A Liberian refugee finds a new home in Australia but his past trails him in Charles Smith's new play, inspired by true events.
The protagonist of Charles Smith’s new play, Shedrick Yarkpai, is inspired by a real-life former refugee from Liberia now living in Adelaide, Australia. The two met when Yarkpai, now a stage actor, was performing in one of Smith’s plays. But don’t expect to see Yarkpai’s entree into the arts in Smith’s fictionalized take, or to learn much about the present-day Yarkpai at all. Objects in the Mirror begins in Adelaide then flashes back to spend its first act recounting young Shedrick’s harrowing, years-long trek to escape war-torn West Africa, which requires him to adopt a false identity and backstory. Act II follows his early days in Australia, as he chafes against living a lie.

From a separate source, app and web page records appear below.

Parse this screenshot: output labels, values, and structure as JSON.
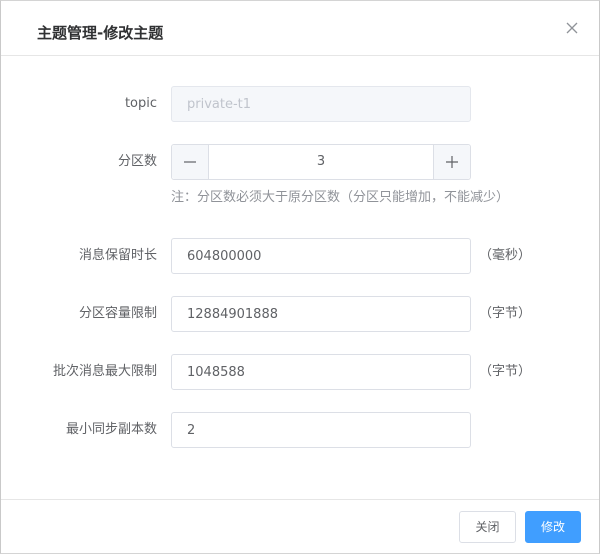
{
  "dialog": {
    "title": "主题管理-修改主题",
    "close_icon": "close-icon"
  },
  "form": {
    "topic": {
      "label": "topic",
      "value": "private-t1",
      "disabled": true
    },
    "partitions": {
      "label": "分区数",
      "value": "3",
      "minus_icon": "minus-icon",
      "plus_icon": "plus-icon",
      "hint": "注：分区数必须大于原分区数（分区只能增加，不能减少）"
    },
    "retention": {
      "label": "消息保留时长",
      "value": "604800000",
      "unit": "（毫秒）"
    },
    "partition_capacity": {
      "label": "分区容量限制",
      "value": "12884901888",
      "unit": "（字节）"
    },
    "batch_limit": {
      "label": "批次消息最大限制",
      "value": "1048588",
      "unit": "（字节）"
    },
    "min_isr": {
      "label": "最小同步副本数",
      "value": "2"
    }
  },
  "footer": {
    "cancel_label": "关闭",
    "submit_label": "修改"
  },
  "colors": {
    "primary": "#409eff",
    "border": "#dcdfe6",
    "disabled_bg": "#f5f7fa"
  }
}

Daniel Kyri is magnetic as Shedrick in Chuck Smith’s Goodman Theatre production, which also benefits from Riccardo Hernandez’s simple but stunning scenescapes. But we never really learn anything about the hopes or dreams of this version of Shedrick—he can’t go back to where he came from, but where is it he wants to go? And then there’s the conflict between Shedrick’s slippery uncle (Allen Gilmore) and the Australian benefactor (Ryan Kitley) who offers to help clear Shedrick’s record. The Australian has a suspicious whiff of white savior about him from the start, but when the playwright flips the gay-panic switch it leaves a bad aftertaste. Objects well conveys that refuguee trauma doesn’t end with resettlement. But in the context of the play, we want to root for Shedrick’s way forward—while the play spends all of its time looking in the rearview.
Goodman Theatre. By Charles Smith. Directed by Chuck Smith. With Daniel Kyri, Allen Gilmore, Ryan Kitley, Breon Arzell, Lily Mojekwu. Running time: 2hrs 15mins; one intermission.